ACTION ITEM:
Copy all records precisely, apart from the pictures.

BEGIN RECORDS SHOWN

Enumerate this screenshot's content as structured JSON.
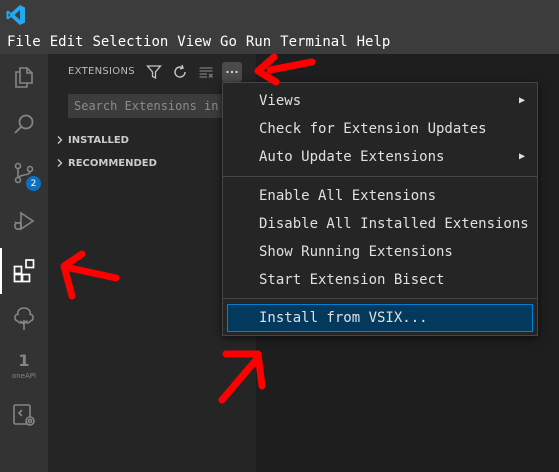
{
  "menubar": {
    "items": [
      "File",
      "Edit",
      "Selection",
      "View",
      "Go",
      "Run",
      "Terminal",
      "Help"
    ]
  },
  "activitybar": {
    "source_control_badge": "2",
    "oneapi_label": "oneAPI",
    "oneapi_number": "1"
  },
  "sidebar": {
    "title": "EXTENSIONS",
    "search_placeholder": "Search Extensions in Ma",
    "sections": [
      "INSTALLED",
      "RECOMMENDED"
    ]
  },
  "menu": {
    "groups": [
      [
        "Views",
        "Check for Extension Updates",
        "Auto Update Extensions"
      ],
      [
        "Enable All Extensions",
        "Disable All Installed Extensions",
        "Show Running Extensions",
        "Start Extension Bisect"
      ],
      [
        "Install from VSIX..."
      ]
    ],
    "submenu_indicator": "▶"
  },
  "colors": {
    "accent": "#007fd4",
    "highlight": "#04395e",
    "annotation_arrow": "#ff0000",
    "badge": "#0e70c0"
  },
  "icons": [
    "vscode-logo",
    "explorer-icon",
    "search-icon",
    "source-control-icon",
    "run-debug-icon",
    "extensions-icon",
    "tree-icon",
    "oneapi-icon",
    "remote-icon",
    "filter-icon",
    "refresh-icon",
    "clear-icon",
    "more-icon"
  ]
}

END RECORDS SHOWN

TASK RESULT:
Enumerate this screenshot's content as structured JSON.
{
  "menubar": {
    "items": [
      "File",
      "Edit",
      "Selection",
      "View",
      "Go",
      "Run",
      "Terminal",
      "Help"
    ]
  },
  "activitybar": {
    "source_control_badge": "2",
    "oneapi_label": "oneAPI",
    "oneapi_number": "1"
  },
  "sidebar": {
    "title": "EXTENSIONS",
    "search_placeholder": "Search Extensions in Ma",
    "sections": [
      "INSTALLED",
      "RECOMMENDED"
    ]
  },
  "menu": {
    "groups": [
      [
        "Views",
        "Check for Extension Updates",
        "Auto Update Extensions"
      ],
      [
        "Enable All Extensions",
        "Disable All Installed Extensions",
        "Show Running Extensions",
        "Start Extension Bisect"
      ],
      [
        "Install from VSIX..."
      ]
    ],
    "submenu_indicator": "▶"
  },
  "colors": {
    "accent": "#007fd4",
    "highlight": "#04395e",
    "annotation_arrow": "#ff0000",
    "badge": "#0e70c0"
  },
  "icons": [
    "vscode-logo",
    "explorer-icon",
    "search-icon",
    "source-control-icon",
    "run-debug-icon",
    "extensions-icon",
    "tree-icon",
    "oneapi-icon",
    "remote-icon",
    "filter-icon",
    "refresh-icon",
    "clear-icon",
    "more-icon"
  ]
}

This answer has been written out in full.